> [WORK REQUEST] Nothing in the records that follow should differ once you have copied them out.

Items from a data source
--- --- ---

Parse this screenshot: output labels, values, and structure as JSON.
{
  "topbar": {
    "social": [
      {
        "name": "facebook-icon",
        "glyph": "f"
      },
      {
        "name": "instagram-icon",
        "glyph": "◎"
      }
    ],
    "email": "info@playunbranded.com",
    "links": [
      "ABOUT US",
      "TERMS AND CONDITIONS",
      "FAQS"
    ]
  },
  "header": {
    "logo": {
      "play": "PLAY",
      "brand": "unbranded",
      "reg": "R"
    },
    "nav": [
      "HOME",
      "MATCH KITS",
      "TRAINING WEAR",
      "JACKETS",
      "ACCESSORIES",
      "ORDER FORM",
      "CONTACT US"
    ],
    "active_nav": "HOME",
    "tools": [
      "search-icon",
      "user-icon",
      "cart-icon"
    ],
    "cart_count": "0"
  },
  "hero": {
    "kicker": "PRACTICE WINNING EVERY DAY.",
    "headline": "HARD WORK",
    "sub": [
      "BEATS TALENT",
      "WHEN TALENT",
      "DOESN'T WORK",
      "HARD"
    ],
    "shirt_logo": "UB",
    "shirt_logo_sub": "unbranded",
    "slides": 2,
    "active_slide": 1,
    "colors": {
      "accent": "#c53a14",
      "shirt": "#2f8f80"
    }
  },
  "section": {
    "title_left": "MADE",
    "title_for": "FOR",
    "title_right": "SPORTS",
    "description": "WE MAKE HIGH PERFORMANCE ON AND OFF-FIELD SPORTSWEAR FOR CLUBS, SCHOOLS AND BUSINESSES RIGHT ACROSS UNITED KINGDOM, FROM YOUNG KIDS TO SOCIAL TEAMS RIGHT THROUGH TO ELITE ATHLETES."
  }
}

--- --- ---

> [RESPONSE]
Parse this screenshot: output labels, values, and structure as JSON.
{
  "topbar": {
    "social": [
      {
        "name": "facebook-icon",
        "glyph": "f"
      },
      {
        "name": "instagram-icon",
        "glyph": "◎"
      }
    ],
    "email": "info@playunbranded.com",
    "links": [
      "ABOUT US",
      "TERMS AND CONDITIONS",
      "FAQS"
    ]
  },
  "header": {
    "logo": {
      "play": "PLAY",
      "brand": "unbranded",
      "reg": "R"
    },
    "nav": [
      "HOME",
      "MATCH KITS",
      "TRAINING WEAR",
      "JACKETS",
      "ACCESSORIES",
      "ORDER FORM",
      "CONTACT US"
    ],
    "active_nav": "HOME",
    "tools": [
      "search-icon",
      "user-icon",
      "cart-icon"
    ],
    "cart_count": "0"
  },
  "hero": {
    "kicker": "PRACTICE WINNING EVERY DAY.",
    "headline": "HARD WORK",
    "sub": [
      "BEATS TALENT",
      "WHEN TALENT",
      "DOESN'T WORK",
      "HARD"
    ],
    "shirt_logo": "UB",
    "shirt_logo_sub": "unbranded",
    "slides": 2,
    "active_slide": 1,
    "colors": {
      "accent": "#c53a14",
      "shirt": "#2f8f80"
    }
  },
  "section": {
    "title_left": "MADE",
    "title_for": "FOR",
    "title_right": "SPORTS",
    "description": "WE MAKE HIGH PERFORMANCE ON AND OFF-FIELD SPORTSWEAR FOR CLUBS, SCHOOLS AND BUSINESSES RIGHT ACROSS UNITED KINGDOM, FROM YOUNG KIDS TO SOCIAL TEAMS RIGHT THROUGH TO ELITE ATHLETES."
  }
}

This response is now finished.